**Task statement**
Once the pictures are set aside, reproduce the entries below exactly.

**Records provided**
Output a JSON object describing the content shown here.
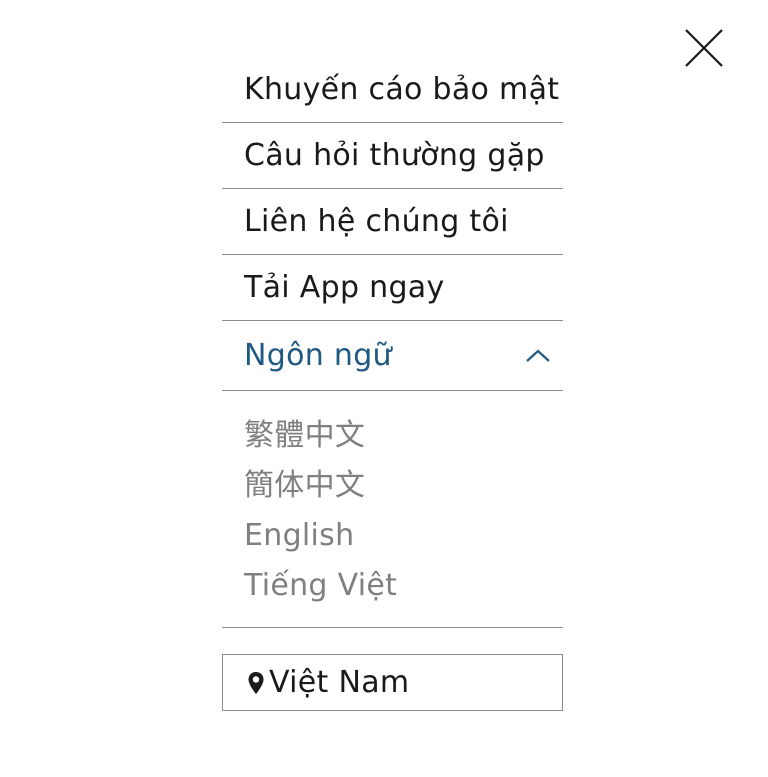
{
  "menu": {
    "items": [
      {
        "label": "Khuyến cáo bảo mật"
      },
      {
        "label": "Câu hỏi thường gặp"
      },
      {
        "label": "Liên hệ chúng tôi"
      },
      {
        "label": "Tải App ngay"
      }
    ],
    "language": {
      "label": "Ngôn ngữ",
      "expanded": true,
      "options": [
        {
          "label": "繁體中文"
        },
        {
          "label": "簡体中文"
        },
        {
          "label": "English"
        },
        {
          "label": "Tiếng Việt"
        }
      ]
    },
    "region": {
      "label": "Việt Nam",
      "icon": "location-pin-icon"
    }
  },
  "colors": {
    "accent": "#205a82",
    "text": "#1a1a1a",
    "muted": "#808080",
    "divider": "#8a8a8a"
  },
  "icons": {
    "close": "close-icon",
    "chevron": "chevron-up-icon"
  }
}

**Result for this task**
Output a JSON object describing the content shown here.
{
  "menu": {
    "items": [
      {
        "label": "Khuyến cáo bảo mật"
      },
      {
        "label": "Câu hỏi thường gặp"
      },
      {
        "label": "Liên hệ chúng tôi"
      },
      {
        "label": "Tải App ngay"
      }
    ],
    "language": {
      "label": "Ngôn ngữ",
      "expanded": true,
      "options": [
        {
          "label": "繁體中文"
        },
        {
          "label": "簡体中文"
        },
        {
          "label": "English"
        },
        {
          "label": "Tiếng Việt"
        }
      ]
    },
    "region": {
      "label": "Việt Nam",
      "icon": "location-pin-icon"
    }
  },
  "colors": {
    "accent": "#205a82",
    "text": "#1a1a1a",
    "muted": "#808080",
    "divider": "#8a8a8a"
  },
  "icons": {
    "close": "close-icon",
    "chevron": "chevron-up-icon"
  }
}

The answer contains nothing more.